-------- GIVEN INFORMATION

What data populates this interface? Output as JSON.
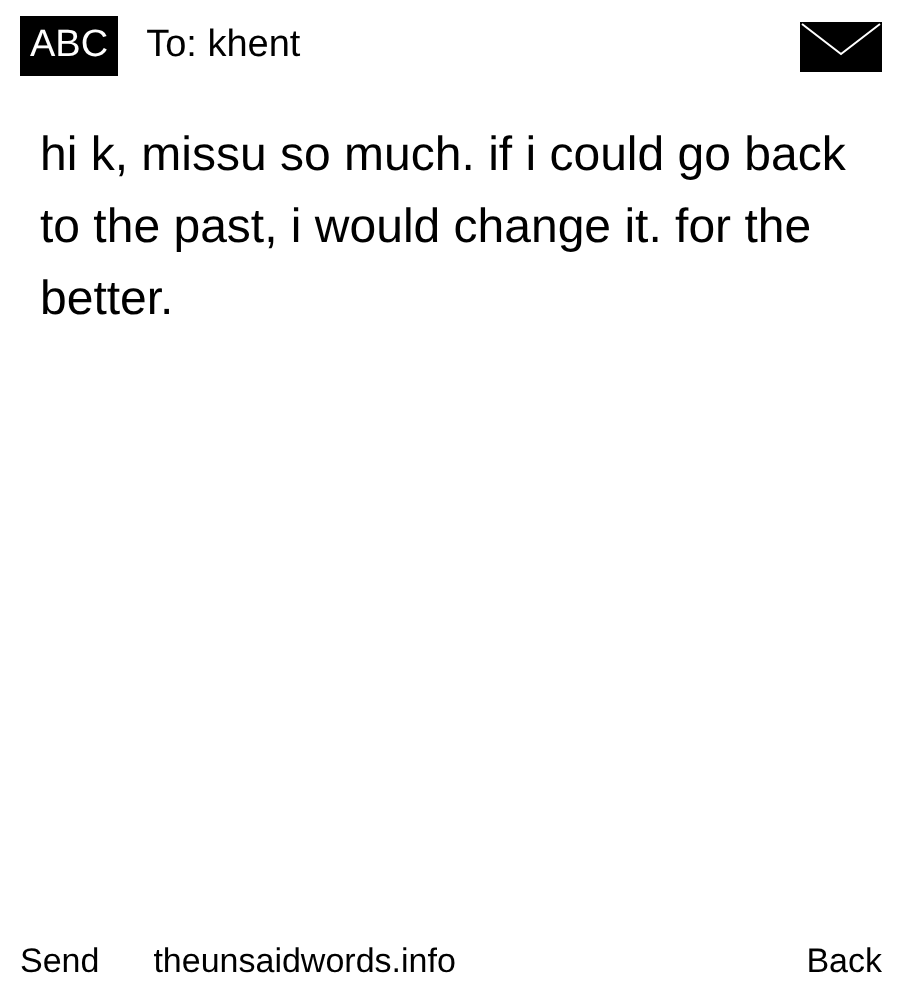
{
  "header": {
    "input_mode": "ABC",
    "recipient": "To: khent"
  },
  "message": "hi k, missu so much. if i could go back to the past, i would change it. for the better.",
  "softkeys": {
    "left": "Send",
    "center": "theunsaidwords.info",
    "right": "Back"
  }
}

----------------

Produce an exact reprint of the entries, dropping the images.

→ SOLUTION FOR THIS EXERCISE:
What data populates this interface? Output as JSON.
{
  "header": {
    "input_mode": "ABC",
    "recipient": "To: khent"
  },
  "message": "hi k, missu so much. if i could go back to the past, i would change it. for the better.",
  "softkeys": {
    "left": "Send",
    "center": "theunsaidwords.info",
    "right": "Back"
  }
}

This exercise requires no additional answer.